With a 31st NHL team announced – the Vegas Golden Knights – expansion draft talk is heating up again. We know that at least one of the Calgary Flames playing on this year’s team will, next season, be wearing a Golden Knights jersey instead.
I say “at least one” because the Flames have a number of free agents, too, that will be eligible to go to Vegas by their own choice. (Deryk Engelland, who has strong ties to Las Vegas, is probably the strongest candidate.)
But otherwise, the Flames will have full control over which players they want to protect.
And I mean full – because they’re one of four teams without a single no-movement clause on their roster at the time the protected list is to be submitted.
Sure, a number of Flames have no-trade clauses – Troy Brouwer, Michael Frolik, Matt Stajan, Kris Versteeg, and Mark Giordano – but the only no-movement clause on this team is Dennis Wideman’s, and he’ll be en route to being a free agent when the expansion draft takes place on June 17, 2017.
And isn’t that a nice thing to note: Wideman is a Jay Feaster signing. Since him, no other player on the Flames has been granted a NMC. The most Brad Treliving has done is give two big free agent signings – Brouwer and Frolik – no-trade clauses (modified, in Frolik’s case), as well as Giordano. Versteeg also ended up with one, but I like to think it’s of the “shh, we won’t make you go back to Edmonton, it’s okay you’re safe now” variety.
So, who gets protected? CapFriendly has a helpful tool to figure it out.
Either it’s seven forwards, three defencemen, and a goalie, or eight skaters and a goalie.

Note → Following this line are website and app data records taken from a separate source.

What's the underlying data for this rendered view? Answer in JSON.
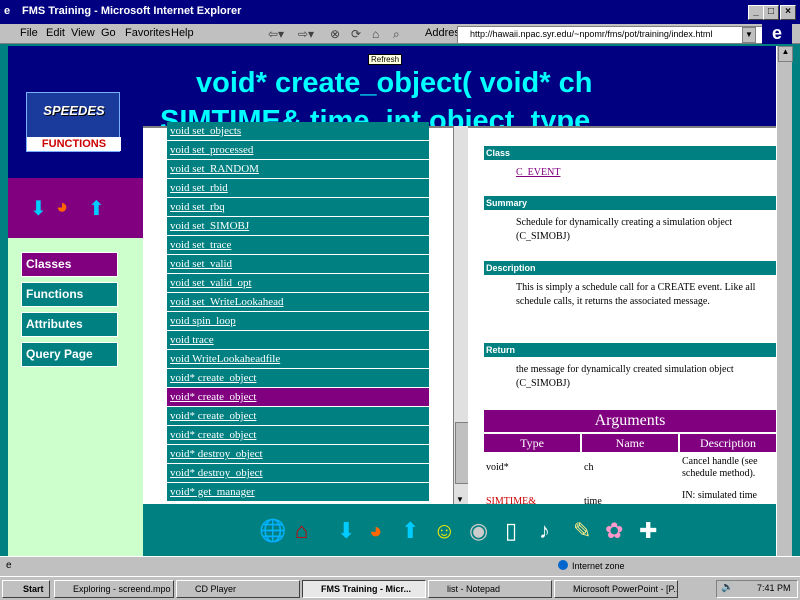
{
  "window": {
    "title": "FMS Training - Microsoft Internet Explorer"
  },
  "menu": {
    "items": [
      "File",
      "Edit",
      "View",
      "Go",
      "Favorites",
      "Help"
    ]
  },
  "toolbar": {
    "address_label": "Address",
    "address": "http://hawaii.npac.syr.edu/~npomr/fms/pot/training/index.html",
    "refresh_tooltip": "Refresh"
  },
  "page": {
    "heading_line1": "void* create_object( void* ch",
    "heading_line2": "SIMTIME& time, int object_type",
    "logo": {
      "title": "SPEEDES",
      "caption": "FUNCTIONS"
    },
    "sidebar": [
      "Classes",
      "Functions",
      "Attributes",
      "Query Page"
    ],
    "methods": [
      "void set_objects",
      "void set_processed",
      "void set_RANDOM",
      "void set_rbid",
      "void set_rbq",
      "void set_SIMOBJ",
      "void set_trace",
      "void set_valid",
      "void set_valid_opt",
      "void set_WriteLookahead",
      "void spin_loop",
      "void trace",
      "void WriteLookaheadfile",
      "void* create_object",
      "void* create_object",
      "void* create_object",
      "void* create_object",
      "void* destroy_object",
      "void* destroy_object",
      "void* get_manager"
    ],
    "selected_index": 14,
    "detail": {
      "class_label": "Class",
      "class_value": "C_EVENT",
      "summary_label": "Summary",
      "summary_text": "Schedule for dynamically creating a simulation object (C_SIMOBJ)",
      "description_label": "Description",
      "description_text": "This is simply a schedule call for a CREATE event. Like all schedule calls, it returns the associated message.",
      "return_label": "Return",
      "return_text": "the message for dynamically created simulation object (C_SIMOBJ)",
      "arguments_title": "Arguments",
      "arg_columns": [
        "Type",
        "Name",
        "Description"
      ],
      "args": [
        {
          "type": "void*",
          "name": "ch",
          "description": "Cancel handle (see schedule method)."
        },
        {
          "type": "SIMTIME&",
          "name": "time",
          "description": "IN: simulated time"
        }
      ]
    }
  },
  "status": {
    "zone": "Internet zone"
  },
  "taskbar": {
    "start": "Start",
    "tasks": [
      "Exploring - screend.mpo",
      "CD Player",
      "FMS Training - Micr...",
      "list - Notepad",
      "Microsoft PowerPoint - [P..."
    ],
    "clock": "7:41 PM"
  }
}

The former is much more likely: despite their lacklustre season so far, the Flames have more than four forwards they wouldn’t want to lose.
As things stand right now, this would be my guess at the Flames’ protection list:
- Johnny Gaudreau
- Sean Monahan
- Troy Brouwer
- Michael Frolik
- Mikael Backlund
- Sam Bennett
- Micheal Ferland
- Mark Giordano
- Dougie Hamilton
- T.J. Brodie
- Chad Johnson
It’s a long season, though. Brian Elliott could easily come back and prove to be the favourable goalie over Johnson. Brett Kulak could still find a way to force the Flames’ hands, and make a decision that much tougher. Perhaps Hunter Shinkaruk could do the same, if he really breaks out at some point this season.
Not to mention, there’s always the possibility of the Flames trading for someone else they want to protect – or trading any of these guys, for that matter.
But the main takeaway from all of this: the Flames aren’t handcuffed in the slightest. They have full control over who they want to protect. And that’s good flexibility to have.